We live in a world dominated by brands, a marketplace where name and image can make the difference between stunning success and dismal failure. In a consumer world driven by media messages, advertising, and competition for eyeballs and mindshare it’s no wonder that people are so protective of the names of their wines. They have to be.
But things really start to get funky when we get into the world where a wine’s name is often the same as the place it is grown or the varietal it is made from, or both.
The winegrowers of the Mosel Saar-Ruwer region voluntarily opted to shorten the legal name of their region to Mosel to make it more accessible to wine consumers, though there are a lot of people up in arms about the decision.

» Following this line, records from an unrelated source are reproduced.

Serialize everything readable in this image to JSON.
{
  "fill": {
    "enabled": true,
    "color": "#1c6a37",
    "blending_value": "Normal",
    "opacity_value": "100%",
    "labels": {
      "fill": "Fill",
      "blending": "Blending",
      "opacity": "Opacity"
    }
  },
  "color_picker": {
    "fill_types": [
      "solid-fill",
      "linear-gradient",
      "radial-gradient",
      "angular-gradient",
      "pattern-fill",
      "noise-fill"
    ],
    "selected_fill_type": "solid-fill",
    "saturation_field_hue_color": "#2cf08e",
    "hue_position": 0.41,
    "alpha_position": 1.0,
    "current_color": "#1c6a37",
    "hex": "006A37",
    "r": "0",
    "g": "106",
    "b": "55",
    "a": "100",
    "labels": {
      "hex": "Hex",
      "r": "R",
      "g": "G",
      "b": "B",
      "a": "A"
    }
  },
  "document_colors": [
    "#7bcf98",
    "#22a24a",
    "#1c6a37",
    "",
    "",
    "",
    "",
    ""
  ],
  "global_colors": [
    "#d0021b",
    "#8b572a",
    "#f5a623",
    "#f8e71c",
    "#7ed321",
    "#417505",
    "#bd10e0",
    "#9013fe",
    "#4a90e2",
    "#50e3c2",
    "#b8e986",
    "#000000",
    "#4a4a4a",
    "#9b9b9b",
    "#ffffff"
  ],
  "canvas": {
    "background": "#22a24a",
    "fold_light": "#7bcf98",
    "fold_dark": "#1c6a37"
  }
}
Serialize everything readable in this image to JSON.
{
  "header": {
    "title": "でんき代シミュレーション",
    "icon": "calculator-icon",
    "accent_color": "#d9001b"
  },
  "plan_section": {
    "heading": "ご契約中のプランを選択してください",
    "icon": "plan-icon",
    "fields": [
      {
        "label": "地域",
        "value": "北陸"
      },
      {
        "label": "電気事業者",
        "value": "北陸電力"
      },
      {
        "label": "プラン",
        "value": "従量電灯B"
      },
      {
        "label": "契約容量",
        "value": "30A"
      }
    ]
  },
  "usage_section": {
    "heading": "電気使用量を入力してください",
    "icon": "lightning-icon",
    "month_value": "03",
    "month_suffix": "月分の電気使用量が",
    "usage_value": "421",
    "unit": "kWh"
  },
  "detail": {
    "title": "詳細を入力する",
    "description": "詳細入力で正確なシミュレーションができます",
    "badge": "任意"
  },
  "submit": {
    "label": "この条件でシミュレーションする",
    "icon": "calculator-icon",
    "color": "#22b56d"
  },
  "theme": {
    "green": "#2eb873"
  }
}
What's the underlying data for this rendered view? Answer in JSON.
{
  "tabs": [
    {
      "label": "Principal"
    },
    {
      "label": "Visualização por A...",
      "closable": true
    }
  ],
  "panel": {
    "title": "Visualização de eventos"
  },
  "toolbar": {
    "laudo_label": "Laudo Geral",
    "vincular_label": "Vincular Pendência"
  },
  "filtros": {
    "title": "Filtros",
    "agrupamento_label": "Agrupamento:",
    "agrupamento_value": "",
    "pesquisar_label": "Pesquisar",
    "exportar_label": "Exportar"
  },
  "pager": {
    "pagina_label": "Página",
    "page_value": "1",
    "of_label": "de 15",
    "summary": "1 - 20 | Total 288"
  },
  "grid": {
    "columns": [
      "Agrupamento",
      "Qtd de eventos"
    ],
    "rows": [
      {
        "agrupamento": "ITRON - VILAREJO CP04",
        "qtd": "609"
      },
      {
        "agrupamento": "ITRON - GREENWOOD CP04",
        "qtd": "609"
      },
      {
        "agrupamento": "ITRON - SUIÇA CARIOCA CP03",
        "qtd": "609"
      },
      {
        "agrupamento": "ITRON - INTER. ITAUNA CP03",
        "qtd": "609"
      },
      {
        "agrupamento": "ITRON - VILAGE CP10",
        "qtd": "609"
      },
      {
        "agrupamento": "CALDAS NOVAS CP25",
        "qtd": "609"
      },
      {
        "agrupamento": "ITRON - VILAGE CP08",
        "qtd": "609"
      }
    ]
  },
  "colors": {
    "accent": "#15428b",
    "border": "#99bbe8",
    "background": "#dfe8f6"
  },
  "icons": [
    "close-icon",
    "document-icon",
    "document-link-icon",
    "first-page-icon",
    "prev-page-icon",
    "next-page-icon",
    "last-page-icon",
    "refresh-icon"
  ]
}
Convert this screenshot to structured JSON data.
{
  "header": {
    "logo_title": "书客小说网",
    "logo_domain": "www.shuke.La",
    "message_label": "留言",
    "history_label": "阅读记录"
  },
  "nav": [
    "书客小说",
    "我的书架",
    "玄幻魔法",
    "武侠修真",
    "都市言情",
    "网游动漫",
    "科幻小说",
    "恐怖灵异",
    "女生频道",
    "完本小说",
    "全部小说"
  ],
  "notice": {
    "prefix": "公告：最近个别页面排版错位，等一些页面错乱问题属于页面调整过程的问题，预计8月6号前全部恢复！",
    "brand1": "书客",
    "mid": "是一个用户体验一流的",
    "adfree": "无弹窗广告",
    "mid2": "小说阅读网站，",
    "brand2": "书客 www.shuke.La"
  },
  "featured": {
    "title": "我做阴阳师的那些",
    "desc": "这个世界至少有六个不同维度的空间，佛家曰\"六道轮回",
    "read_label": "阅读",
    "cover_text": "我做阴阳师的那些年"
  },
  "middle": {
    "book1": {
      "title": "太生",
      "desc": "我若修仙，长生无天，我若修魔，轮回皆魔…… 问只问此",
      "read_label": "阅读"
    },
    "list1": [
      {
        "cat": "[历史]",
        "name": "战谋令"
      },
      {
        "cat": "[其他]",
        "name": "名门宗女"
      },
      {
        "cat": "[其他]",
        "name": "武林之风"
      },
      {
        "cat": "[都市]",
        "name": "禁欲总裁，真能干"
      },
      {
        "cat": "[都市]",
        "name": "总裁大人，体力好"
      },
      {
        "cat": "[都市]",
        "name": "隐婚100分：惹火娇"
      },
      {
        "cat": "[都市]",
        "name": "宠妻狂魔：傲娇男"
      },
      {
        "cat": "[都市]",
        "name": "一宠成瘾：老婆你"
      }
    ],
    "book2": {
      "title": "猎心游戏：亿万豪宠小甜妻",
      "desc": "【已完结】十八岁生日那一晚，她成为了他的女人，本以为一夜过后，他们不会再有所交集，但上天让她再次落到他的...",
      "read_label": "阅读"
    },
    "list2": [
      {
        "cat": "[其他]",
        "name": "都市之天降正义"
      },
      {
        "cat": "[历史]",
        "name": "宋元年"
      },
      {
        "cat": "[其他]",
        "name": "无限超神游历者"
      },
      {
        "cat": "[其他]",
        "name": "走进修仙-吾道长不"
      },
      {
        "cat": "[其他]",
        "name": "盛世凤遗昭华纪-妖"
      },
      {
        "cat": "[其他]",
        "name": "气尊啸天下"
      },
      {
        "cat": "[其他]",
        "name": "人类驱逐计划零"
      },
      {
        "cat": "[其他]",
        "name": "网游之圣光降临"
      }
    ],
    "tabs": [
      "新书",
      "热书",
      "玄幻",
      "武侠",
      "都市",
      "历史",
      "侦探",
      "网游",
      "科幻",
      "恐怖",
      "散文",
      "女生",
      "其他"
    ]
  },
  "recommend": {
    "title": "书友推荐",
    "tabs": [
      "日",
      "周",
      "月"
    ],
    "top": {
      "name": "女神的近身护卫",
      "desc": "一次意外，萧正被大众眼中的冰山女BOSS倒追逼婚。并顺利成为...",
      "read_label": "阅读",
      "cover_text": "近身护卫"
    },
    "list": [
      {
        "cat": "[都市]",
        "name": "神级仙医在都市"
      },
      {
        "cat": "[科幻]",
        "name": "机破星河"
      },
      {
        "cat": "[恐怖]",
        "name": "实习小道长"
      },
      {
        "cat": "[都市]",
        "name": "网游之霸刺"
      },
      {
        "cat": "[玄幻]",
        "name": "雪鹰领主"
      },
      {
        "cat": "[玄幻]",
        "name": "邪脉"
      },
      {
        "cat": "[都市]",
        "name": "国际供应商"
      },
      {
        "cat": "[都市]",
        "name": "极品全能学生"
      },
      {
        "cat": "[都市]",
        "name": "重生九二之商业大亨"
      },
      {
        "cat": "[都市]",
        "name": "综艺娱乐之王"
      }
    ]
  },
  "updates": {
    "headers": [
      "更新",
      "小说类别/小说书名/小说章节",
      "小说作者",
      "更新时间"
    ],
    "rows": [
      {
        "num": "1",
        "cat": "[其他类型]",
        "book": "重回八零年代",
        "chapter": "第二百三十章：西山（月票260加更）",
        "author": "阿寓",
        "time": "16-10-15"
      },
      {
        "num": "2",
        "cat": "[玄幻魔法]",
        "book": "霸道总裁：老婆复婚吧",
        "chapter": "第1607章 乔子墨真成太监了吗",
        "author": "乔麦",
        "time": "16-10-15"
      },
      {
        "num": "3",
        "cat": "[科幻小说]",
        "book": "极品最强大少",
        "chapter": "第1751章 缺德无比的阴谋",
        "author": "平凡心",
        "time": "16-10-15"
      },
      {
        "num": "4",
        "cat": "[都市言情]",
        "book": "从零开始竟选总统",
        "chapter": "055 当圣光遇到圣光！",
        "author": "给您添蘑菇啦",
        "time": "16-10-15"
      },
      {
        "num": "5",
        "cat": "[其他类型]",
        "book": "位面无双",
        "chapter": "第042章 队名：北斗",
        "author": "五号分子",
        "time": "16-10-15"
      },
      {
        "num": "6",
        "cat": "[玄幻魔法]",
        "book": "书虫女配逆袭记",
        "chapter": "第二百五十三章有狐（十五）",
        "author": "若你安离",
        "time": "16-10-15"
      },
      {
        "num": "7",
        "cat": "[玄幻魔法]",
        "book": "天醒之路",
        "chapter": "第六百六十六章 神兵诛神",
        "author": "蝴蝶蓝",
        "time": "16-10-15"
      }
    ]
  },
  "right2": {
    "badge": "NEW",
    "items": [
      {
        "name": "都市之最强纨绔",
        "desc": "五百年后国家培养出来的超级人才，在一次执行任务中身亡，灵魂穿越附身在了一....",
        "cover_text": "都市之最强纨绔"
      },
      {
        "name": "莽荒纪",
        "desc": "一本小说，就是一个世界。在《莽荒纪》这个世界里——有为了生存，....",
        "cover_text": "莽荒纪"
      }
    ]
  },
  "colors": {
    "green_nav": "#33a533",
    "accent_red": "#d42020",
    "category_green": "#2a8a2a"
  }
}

Some feel it will be harmful, and ultimately lead to the devaluing of the wine and the place it comes from.
Decisions about what a wine is called aren’t always easy to make, and many aren’t even voluntary. When court judgments do come into play, the more straightforward of these situations end up being like the recent decision against the Bronco Wine Company, who wasn’t allowed to call their wine Napa Creek because none of the grapes came from Napa. And theoretically (only because this is done by trade delegation agreement not by national law) wineries in the United States can no longer use words
Sometimes, though, the wrangling over who can name a wine what takes on a ridiculous air. As of March 2007 it will no longer be legal for winegrowers in Northeastern Italy to make a wine called Tocai Friulano. Instead it must simply be called Friulano.
And why has the Tocai disappeared? Because the Hungarians, who have been producing a wine known as Tokai, or Tokaji, for hundreds of years, think that they own the name. And presumably they are worried that somehow, they’ll lose some customers in confusion.
Never mind that Tocai is the Italian name for the Sauvignonasse varietal, and has been for a long time (centuries?). Never mind that the Italians spell it differently than most of the Hungarians. Never mind that the wine is a nearly-colorless, dry, aromatic white (instead of a sweet, thick golden dessert wine). Oh, and it hardly matters that the Italians have been making it for decades and it is the most widely planted varietal in the Friuli region, right?
In total, blatant disregard for all of this, a European judge recently ruled in favor of Hungary’s claim that they had exclusive rights to any wine name resembling Tokai, and appeals by Italian organizations have been denied.
In my mind, this is completely ridiculous, and well beyond the bounds of rationality. Read the full story, and when you’re done, go out and buy some nice Tocai Friulano in solidarity with the winemakers of Friuli.